Although they weren't twins, the brothers looked extremely similar, so they figured they'd be able to pull a quick one over everyone.
While the plan was masterful, they overlooked the placement of their watches—as each wore one on an opposite wrist as the other—which derailed their attempt.
Regardless, they still only managed to finish ninth anyway even if they had been able to remember to switch their watches.
Although he ultimately got caught for forging his birth certificate, that doesn't mean that former Little League stud Danny Almonte didn't earn the VIP treatment until he was discovered a liar.
Dominating opponents in the 2001 Little League World Series, Almonte was the toast of the town, being squired about to meet with the mayor of New York, Rudy Giuliani, and widely talked about on every sports TV and radio program.
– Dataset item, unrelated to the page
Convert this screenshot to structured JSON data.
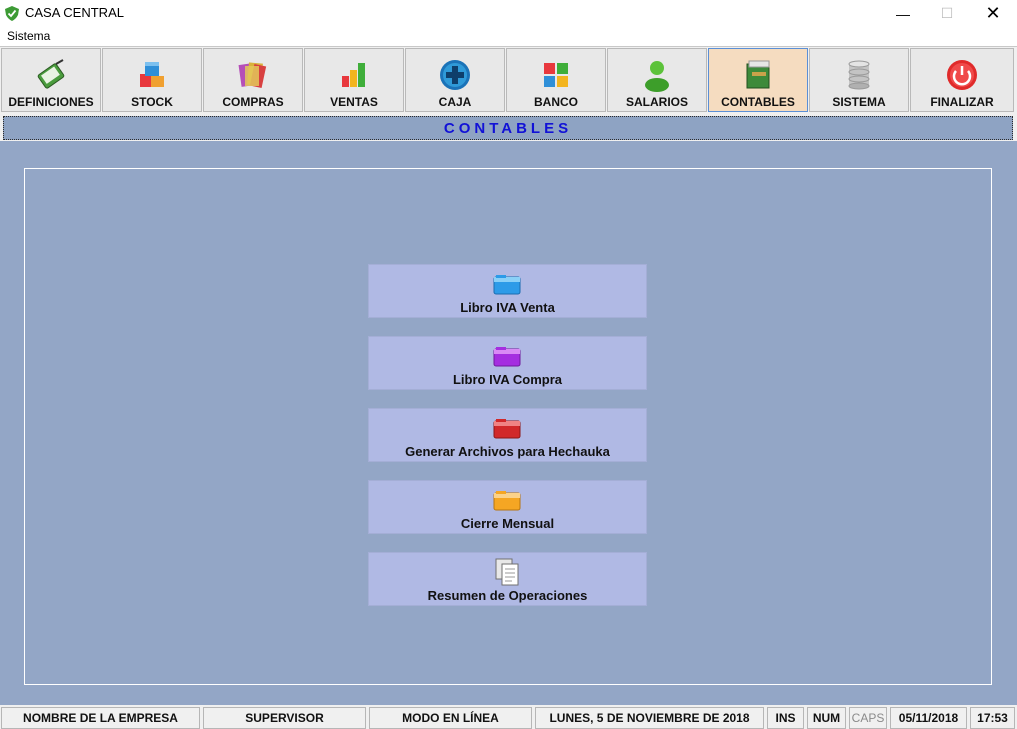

But like other athletes on this list, Danny was able to enjoy some of the spoils of success—though his dad wasn't as lucky for the stunt he pulled.
In one of the most hyped games of the last decade, then-No. 1 Southern California went into South Bend to take on the overachieving Notre Dame Fighting Irish that lived up to the billing.
With just a few seconds left, Trojans running back Reggie Bush extended his hands and helped force his quarterback, Matt Leinart, across the goal line for the game-winning score.
Problem is the "Bush Push" wasn't exactly legal.
No matter, the play still stood and extended the SC winning streak to 28 games.
Even though former major leaguer Jose Canseco has admitted that steroids are "overrated" in the past few years, that doesn't mean he can convince me that he entirely regrets ever using them.
That's because without the needles, Jose would simply be a nobody.
While he's admitted to using them over the course of his 17-year MLB career, he still duped us all while still on the field, making millions of dollars and landing himself as a B-list celeb since retirement.
It might be hard to believe now, but 20 years ago, Tonya Harding was one of the best figure skaters on the planet.
Of course, that all changed on Jan. 6, 1994.
That was when Harding went all underground gangster on everyone and hired hit men to take out opponent Nancy Kerrigan, with three men—including Harding's ex-husband, Jeff Gillooly—popping Kerrigan in the knee with a telescoping baton.
Sad thing is it worked, kind of, as Harding was able to compete in the Olympics just a few weeks after the incident before receiving a lifetime ban and a number of other penalties.
OK, so no one knows for sure what's going to happen with New York Yankees third baseman Alex Rodriguez.
That doesn't mean he doesn't know what substances he put into his body, with a ton of them being of the banned type.
He's played 20 seasons in the bigs, so if that's not beating the system, I don't know what is.
No joke, at this point, I don't even know all the details of Barry Bonds and his alleged PED use—can somebody explain it to me like a small child?
One thing is definitely clear though—the dude got away with playing and making millions of dollars because of them.
Bonds is the game's all-time leader in home runs, yet can't even catch a whiff of the Hall of Fame, meaning voters are holding strong to their opinion on Barry using the juice.
One of the most recognizable and argued plays in the history of sport, the second former Argentine soccer star Diego Maradona scored a goal in the 1986 World Cup quarterfinal against England, he would forever be remembered as a cheater.
Of course, no one is certain if Maradona blatantly swatted at the ball with his hand or not, but the fact is he scored on an illegal play.
Finally, back in 2008, Diego did apologize for the "Hand of God," yet the damage was already 20 years past due.
Let's not fool ourselves here—former seven-time Tour de France winner Lance Armstrong openly lied and got away with his doping for over 10 years.
Sure, there was always suspicion around Armstrong and the way he battled back from his testicular cancer to win all those yellow jerseys, but it wasn't until he openly admitted to Oprah last year that he finally admitted fault.
Lance has done some great things outside of cycling, but dude also deceived the sport for a long, long time.